Like pain and suffering, suing for emotional distress is subjective and often difficult to measure. Emotional distress can often qualify for both general damages and special damages. Because of this, if you sue for emotional distress, your damage awards may amount to two to five times the total costs of medical bills, lost wages, rehabilitation and therapy expenses, and medication costs. This amount can vary significantly on a case-by-case basis, however. These damages are determined based on a number of factors including total out-of-pocket cost, damages caps, and the severity of your pain and suffering or emotional distress.
Some PTSD lawsuits have settled for between $50,000 to $100,000. To prove PTSD in court often comes with challenges, and a plaintiff must have proper expert testimony. Jurors will want to hear from a treating psychologist or psychiatrist and see that the victim has undergone a significant course of treatment. An opinion from a specially retained expert is often not as convincing as the opinion from a treating physician. In cases involving veterans, one of the most common reasons the VA gives for denying PTSD claims is lack of evidence.
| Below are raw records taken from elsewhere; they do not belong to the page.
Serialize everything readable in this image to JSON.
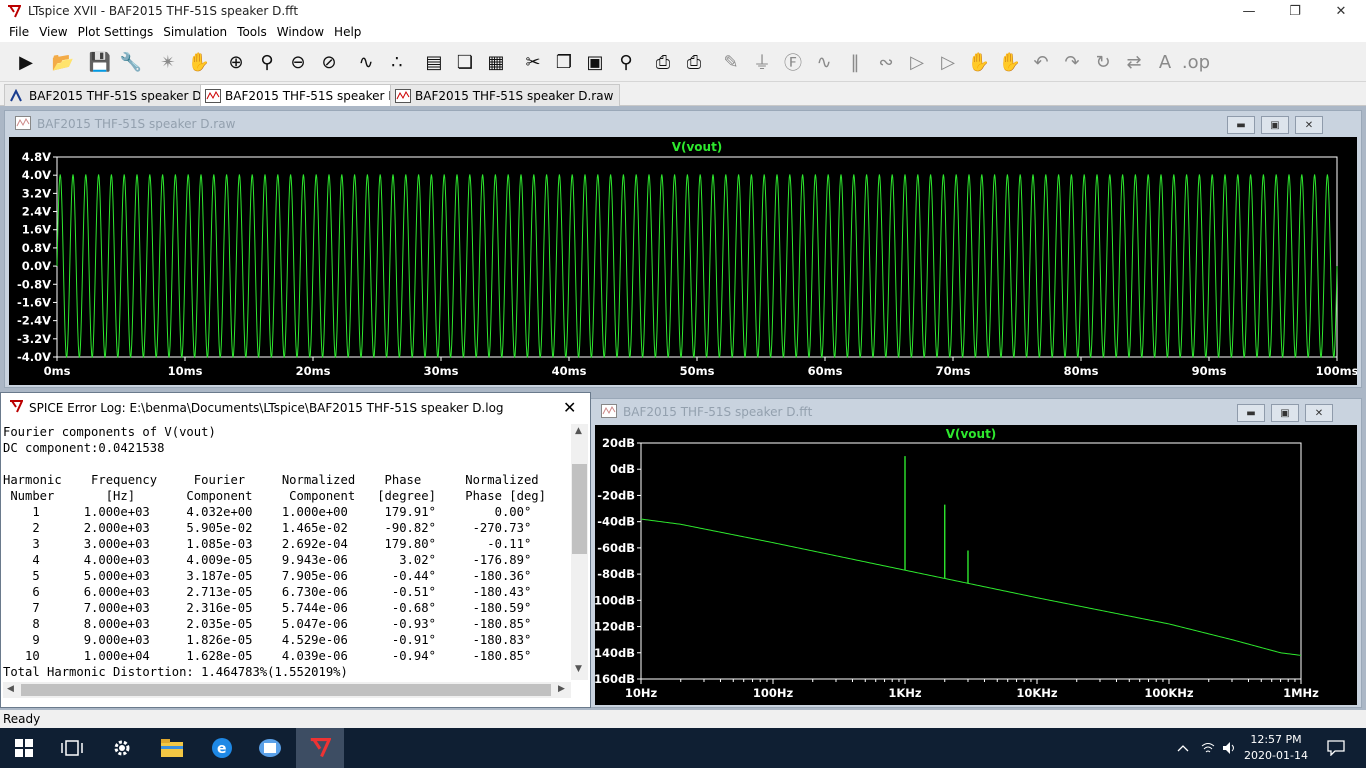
{
  "window": {
    "title": "LTspice XVII - BAF2015 THF-51S speaker D.fft"
  },
  "menu": [
    "File",
    "View",
    "Plot Settings",
    "Simulation",
    "Tools",
    "Window",
    "Help"
  ],
  "toolbar_icons": [
    "run-icon",
    "open-icon",
    "save-icon",
    "control-panel-icon",
    "halt-icon",
    "pan-icon",
    "zoom-in-icon",
    "zoom-fit-icon",
    "zoom-out-icon",
    "zoom-cancel-icon",
    "autorange-icon",
    "fft-icon",
    "tile-horizontal-icon",
    "cascade-icon",
    "tile-vertical-icon",
    "cut-icon",
    "copy-icon",
    "paste-icon",
    "find-icon",
    "print-icon",
    "print-setup-icon",
    "wire-icon",
    "ground-icon",
    "label-icon",
    "resistor-icon",
    "capacitor-icon",
    "inductor-icon",
    "diode-icon",
    "component-icon",
    "move-icon",
    "drag-icon",
    "undo-icon",
    "redo-icon",
    "rotate-icon",
    "mirror-icon",
    "text-icon",
    "spice-directive-icon"
  ],
  "tabs": [
    {
      "label": "BAF2015 THF-51S speaker D.asc",
      "icon": "schematic-icon"
    },
    {
      "label": "BAF2015 THF-51S speaker D.fft",
      "icon": "waveform-icon"
    },
    {
      "label": "BAF2015 THF-51S speaker D.raw",
      "icon": "waveform-icon"
    }
  ],
  "raw_window": {
    "title": "BAF2015 THF-51S speaker D.raw"
  },
  "fft_window": {
    "title": "BAF2015 THF-51S speaker D.fft"
  },
  "log_window": {
    "title": "SPICE Error Log: E:\\benma\\Documents\\LTspice\\BAF2015 THF-51S speaker D.log",
    "lines": [
      "Fourier components of V(vout)",
      "DC component:0.0421538",
      "",
      "Harmonic    Frequency     Fourier     Normalized    Phase      Normalized",
      " Number       [Hz]       Component     Component   [degree]    Phase [deg]",
      "    1      1.000e+03     4.032e+00    1.000e+00     179.91°        0.00°",
      "    2      2.000e+03     5.905e-02    1.465e-02     -90.82°     -270.73°",
      "    3      3.000e+03     1.085e-03    2.692e-04     179.80°       -0.11°",
      "    4      4.000e+03     4.009e-05    9.943e-06       3.02°     -176.89°",
      "    5      5.000e+03     3.187e-05    7.905e-06      -0.44°     -180.36°",
      "    6      6.000e+03     2.713e-05    6.730e-06      -0.51°     -180.43°",
      "    7      7.000e+03     2.316e-05    5.744e-06      -0.68°     -180.59°",
      "    8      8.000e+03     2.035e-05    5.047e-06      -0.93°     -180.85°",
      "    9      9.000e+03     1.826e-05    4.529e-06      -0.91°     -180.83°",
      "   10      1.000e+04     1.628e-05    4.039e-06      -0.94°     -180.85°",
      "Total Harmonic Distortion: 1.464783%(1.552019%)"
    ]
  },
  "status": "Ready",
  "clock": {
    "time": "12:57 PM",
    "date": "2020-01-14"
  },
  "taskbar_icons": [
    "windows-start-icon",
    "task-view-icon",
    "settings-icon",
    "file-explorer-icon",
    "edge-icon",
    "network-app-icon",
    "ltspice-taskbar-icon"
  ],
  "tray_icons": [
    "tray-chevron-icon",
    "wifi-icon",
    "volume-icon",
    "notifications-icon"
  ],
  "colors": {
    "trace": "#2ee82e",
    "plot_bg": "#000000",
    "axis_label": "#ffffff"
  },
  "chart_data": [
    {
      "type": "line",
      "title": "V(vout)",
      "x_unit": "ms",
      "xlim": [
        0,
        100
      ],
      "ylim": [
        -4.0,
        4.8
      ],
      "x_ticks": [
        "0ms",
        "10ms",
        "20ms",
        "30ms",
        "40ms",
        "50ms",
        "60ms",
        "70ms",
        "80ms",
        "90ms",
        "100ms"
      ],
      "y_ticks": [
        "4.8V",
        "4.0V",
        "3.2V",
        "2.4V",
        "1.6V",
        "0.8V",
        "0.0V",
        "-0.8V",
        "-1.6V",
        "-2.4V",
        "-3.2V",
        "-4.0V"
      ],
      "series": [
        {
          "name": "V(vout)",
          "frequency_hz": 1000,
          "amplitude_v": 4.03,
          "cycles": 100
        }
      ]
    },
    {
      "type": "line",
      "title": "V(vout)",
      "x_scale": "log",
      "xlim": [
        10,
        1000000
      ],
      "ylim": [
        -160,
        20
      ],
      "x_ticks": [
        "10Hz",
        "100Hz",
        "1KHz",
        "10KHz",
        "100KHz",
        "1MHz"
      ],
      "y_ticks": [
        "20dB",
        "0dB",
        "-20dB",
        "-40dB",
        "-60dB",
        "-80dB",
        "-100dB",
        "-120dB",
        "-140dB",
        "-160dB"
      ],
      "series": [
        {
          "name": "V(vout)",
          "floor": [
            [
              10,
              -38
            ],
            [
              20,
              -42
            ],
            [
              100,
              -56
            ],
            [
              1000,
              -77
            ],
            [
              10000,
              -98
            ],
            [
              100000,
              -118
            ],
            [
              300000,
              -130
            ],
            [
              700000,
              -140
            ],
            [
              1000000,
              -142
            ]
          ],
          "peaks": [
            [
              1000,
              10
            ],
            [
              2000,
              -27
            ],
            [
              3000,
              -62
            ]
          ]
        }
      ]
    }
  ]
}
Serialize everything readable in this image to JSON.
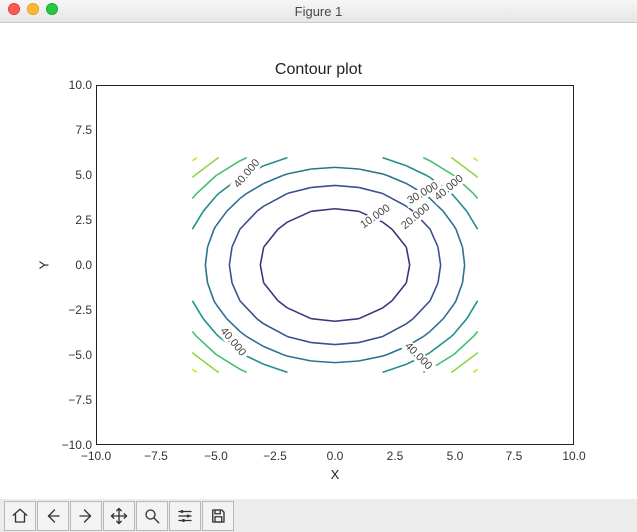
{
  "window": {
    "title": "Figure 1"
  },
  "chart_data": {
    "type": "contour",
    "title": "Contour plot",
    "xlabel": "X",
    "ylabel": "Y",
    "xlim": [
      -10.0,
      10.0
    ],
    "ylim": [
      -10.0,
      10.0
    ],
    "xticks": [
      "−10.0",
      "−7.5",
      "−5.0",
      "−2.5",
      "0.0",
      "2.5",
      "5.0",
      "7.5",
      "10.0"
    ],
    "yticks": [
      "−10.0",
      "−7.5",
      "−5.0",
      "−2.5",
      "0.0",
      "2.5",
      "5.0",
      "7.5",
      "10.0"
    ],
    "z_expression": "x**2 + y**2",
    "xgrid": [
      -6,
      -5,
      -4,
      -3,
      -2,
      -1,
      0,
      1,
      2,
      3,
      4,
      5,
      6
    ],
    "ygrid": [
      -6,
      -5,
      -4,
      -3,
      -2,
      -1,
      0,
      1,
      2,
      3,
      4,
      5,
      6
    ],
    "contour_levels": [
      10,
      20,
      30,
      40,
      50,
      60,
      70
    ],
    "contour_colors": [
      "#472f7d",
      "#3a528b",
      "#2c718e",
      "#21908c",
      "#42be71",
      "#8fd645",
      "#d2e11b"
    ],
    "contour_label_text": [
      "10.000",
      "20.000",
      "30.000",
      "40.000",
      "40.000",
      "40.000",
      "40.000"
    ],
    "labeled_levels": [
      {
        "level": 10,
        "text": "10.000"
      },
      {
        "level": 20,
        "text": "20.000"
      },
      {
        "level": 30,
        "text": "30.000"
      },
      {
        "level": 40,
        "text": "40.000"
      }
    ]
  },
  "toolbar": {
    "buttons": [
      "home",
      "back",
      "forward",
      "pan",
      "zoom",
      "configure",
      "save"
    ]
  }
}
Obtaining the evidence the VA wants to see to approve a claim can be a challenge to many victims.
Since it is very hard to put a price on how much your emotional distress is worth, you will need to clearly show how the emotional problems are affecting you if you want to receive compensation. The best option is to consult with an experienced, qualified personal injury attorney who can explain the process of establishing emotional distress. A legal representative may also help you coordinate appointments with therapists and psychiatric professionals who can help to document your injuries.
The purpose of making an insurance claim or filing a lawsuit after an accident is to make the victim whole. To this end, damages awarded are meant to put the victim in the position that he or she would have been if the accident had not happened. In calculating compensation for emotional distress, the more severe the emotional distress, the more compensation that’s warranted.
The general statute of limitations for personal injury cases in Illinois is two years. In most situations, this is within two years from the date that the injury occurred. This statute of limitations applies to personal injury cases, including medical malpractice and wrongful death cases. Failing to initiate legal action in that time may result in you losing your right to pursue compensation.
If the victim is a minor, under the age of 18, at the time of the accident, the statute of limitations is tolled until the child reaches his/her 18th birthday. Tolling the statute of limitations means they are suspended for a certain period of time. This allows the victim to file a lawsuit until he/she reaches his/her 20th birthday.
If you’re concerned about the timeframe to sue for emotional distress, discuss your concerns with your attorney. He or she can explain the filing requirements, guide you through the filing process, and ensure that your emotional distress lawsuit is filed within the proper statutory time limits.